The United States Department of Homeland Security has announced a "standoff patient triage tool", laser-based which helps medics evaluate a patients' vital signs wirelessly from 40 feet away. There are reports of products in the marketplace. Scanadu. A device made by the firm Scanadu is a small hand-held sensor which

Steffen Schorn

Steffen Schorn is a German jazz musician. He is one of composers of German jazz and contemporary music, he is the director of jazz department of Nürnberger Musikhochschule. Schorn started learning trumpet in 1973. Two years he began to compose and changed his instrument to saxophone as an autodidact, he was a member of Landesjugendjazzorchester Baden-Würtemberg from 1986 to 1990, a member of the Bundesjugendorchester in the field of classical music from 1986 to 1988 and a member of Bundesjugendjazzorchester from 1987 to 1991. From 1988 to 1992, he studied at the Hochschule für Musik Köln. At the same time from 1990 to 1996, he studied bass clarinet in Rotterdam with the focus on contemporary music. Along with Klaus Graf, Schorn founded Timeless Art Orchester in 1990. At the same time, he began his collaboration in the long lasting duo with Claudio Puntin.

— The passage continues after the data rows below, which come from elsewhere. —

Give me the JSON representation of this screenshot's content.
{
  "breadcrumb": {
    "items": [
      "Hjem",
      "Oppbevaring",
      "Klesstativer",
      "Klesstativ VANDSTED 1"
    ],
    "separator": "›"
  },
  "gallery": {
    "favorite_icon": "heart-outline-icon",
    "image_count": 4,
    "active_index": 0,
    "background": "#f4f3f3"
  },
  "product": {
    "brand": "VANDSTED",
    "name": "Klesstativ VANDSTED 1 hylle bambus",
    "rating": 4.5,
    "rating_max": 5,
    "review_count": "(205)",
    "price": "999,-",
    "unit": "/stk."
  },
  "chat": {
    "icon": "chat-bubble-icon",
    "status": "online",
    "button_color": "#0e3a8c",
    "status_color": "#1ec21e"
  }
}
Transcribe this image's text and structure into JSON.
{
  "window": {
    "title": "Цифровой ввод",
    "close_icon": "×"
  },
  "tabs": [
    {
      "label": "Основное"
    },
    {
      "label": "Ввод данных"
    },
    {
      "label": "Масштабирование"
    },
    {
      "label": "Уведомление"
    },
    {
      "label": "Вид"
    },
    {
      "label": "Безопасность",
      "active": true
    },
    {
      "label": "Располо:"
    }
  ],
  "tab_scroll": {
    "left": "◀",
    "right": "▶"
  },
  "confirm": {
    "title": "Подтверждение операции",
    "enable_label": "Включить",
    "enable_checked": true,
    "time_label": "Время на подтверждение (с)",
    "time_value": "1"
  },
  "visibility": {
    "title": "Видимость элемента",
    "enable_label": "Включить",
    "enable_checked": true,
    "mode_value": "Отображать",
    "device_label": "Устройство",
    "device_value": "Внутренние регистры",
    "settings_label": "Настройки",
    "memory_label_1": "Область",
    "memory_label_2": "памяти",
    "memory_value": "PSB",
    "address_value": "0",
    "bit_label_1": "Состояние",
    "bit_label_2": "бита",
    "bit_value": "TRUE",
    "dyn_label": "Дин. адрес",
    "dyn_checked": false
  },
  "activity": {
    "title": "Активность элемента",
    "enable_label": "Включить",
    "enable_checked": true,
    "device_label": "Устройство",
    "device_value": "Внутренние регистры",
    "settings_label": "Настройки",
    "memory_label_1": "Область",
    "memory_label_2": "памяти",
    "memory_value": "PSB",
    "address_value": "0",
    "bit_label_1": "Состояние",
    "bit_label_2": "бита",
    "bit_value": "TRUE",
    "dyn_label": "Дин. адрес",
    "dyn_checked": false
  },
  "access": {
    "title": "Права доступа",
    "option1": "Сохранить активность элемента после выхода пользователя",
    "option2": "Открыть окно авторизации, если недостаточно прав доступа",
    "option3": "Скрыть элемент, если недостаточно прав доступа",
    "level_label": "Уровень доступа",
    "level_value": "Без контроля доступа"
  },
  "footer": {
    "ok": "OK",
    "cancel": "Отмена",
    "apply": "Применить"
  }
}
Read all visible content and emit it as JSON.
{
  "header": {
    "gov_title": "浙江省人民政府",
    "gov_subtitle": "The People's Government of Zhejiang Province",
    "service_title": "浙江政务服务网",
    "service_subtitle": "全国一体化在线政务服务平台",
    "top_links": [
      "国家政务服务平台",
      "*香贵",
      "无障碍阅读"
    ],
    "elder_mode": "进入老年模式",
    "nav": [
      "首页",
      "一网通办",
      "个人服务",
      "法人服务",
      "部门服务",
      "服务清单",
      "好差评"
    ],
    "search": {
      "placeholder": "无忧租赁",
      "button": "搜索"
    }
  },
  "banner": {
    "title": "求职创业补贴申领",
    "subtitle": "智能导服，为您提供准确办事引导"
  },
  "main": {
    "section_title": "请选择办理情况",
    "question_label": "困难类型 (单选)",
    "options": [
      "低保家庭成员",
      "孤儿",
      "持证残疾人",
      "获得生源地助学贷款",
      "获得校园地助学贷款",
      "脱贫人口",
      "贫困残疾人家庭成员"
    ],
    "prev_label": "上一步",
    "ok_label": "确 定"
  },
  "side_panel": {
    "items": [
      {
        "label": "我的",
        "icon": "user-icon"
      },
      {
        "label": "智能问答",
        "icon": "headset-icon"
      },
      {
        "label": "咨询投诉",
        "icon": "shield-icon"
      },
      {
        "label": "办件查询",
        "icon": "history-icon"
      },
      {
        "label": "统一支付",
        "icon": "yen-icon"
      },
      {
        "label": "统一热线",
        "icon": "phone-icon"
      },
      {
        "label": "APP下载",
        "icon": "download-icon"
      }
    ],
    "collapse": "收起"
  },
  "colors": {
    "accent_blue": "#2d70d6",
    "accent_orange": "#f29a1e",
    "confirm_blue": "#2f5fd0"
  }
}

In this duo he performed with Hermeto Pascoal in 1992. Since 1994, he has been a member of Kölner Saxophon Mafia. Since 1996, he has been the leader of Bobby Burgess Big Band Explosion.

Since 1997, he has been baariton saxophoniste in NDR Bigband. Beside his main instrument, baritone saxophone, Schorn plays several pother instruments such as piccolo, bass flute, bass saxophone, contralto clarinet, contrabass clarinet and tubax. Se of his compositions are beyond the jazz genre. Schorn performed in The George Gruntz Concert Jazz Band with Joachim Kühn, Don Cherry, Sheila Jordan, Michael Brecker, Ray Anderson, Shirley Bassey, Uri Caine, Aki Takase, Gary Burton, Dianne Reeves, Al Jarreau, Natalie Cole, Nils Landgren, Dino Saluzzi, Klaus König, Lars Møller, Lukas Niggli and Nils Wogram. In 2006, he participated in the first performance of Infra für tiefe Töne von Johannes Fritsch. Since 2001, he is a professor in the jazz department of Hochschule für Musik Nürnberg, where he teaches jazz composition and playing in ensemble. Along with Puntin, he participated in the European Jazz Composition and won Amadeus Austrian Music Awards and became Southern Comfort's Jazz musician of year.

In 1994, he achieved the Prize of the State Nordrhein Westfalen. In 1999, he got the Jazz Prize of Badenwürtemberg as a member of saxophone Mafia. In 2009, he was awarded WDR Jazz prize in the category "composition"

Amaia Salamanca

Amaia Salamanca Urízar is a Spanish actress, best known for her role as Catalina Marcos in the Spanish version of the Colombian TV series "Sin tetas no hay paraíso" and as Alicia Alarcón in series Gran Hotel. Amaia Salamanca was born in Madrid on 28 March 1986, she was not planning to go into acting, but in her first audition, for SMS, the television channel TV company LaSexta gave her first acting job. In SMS, she worked with other young film and television actors such as Yon González, Aroa Gimeno, Mario Casas and María Castro, she will lead the Spanish-Canadian co-production Webcam directed by Antoni Sole. Besides her work as an actress, Amaia works as a model for video clips and shows, she made a theater debut in 2009 by Heinrich von Kleist. In 2010 she played Letizia Ortiz in the TV movie Felipe y Letizia. Official website Salamanca, Amaia on IMDb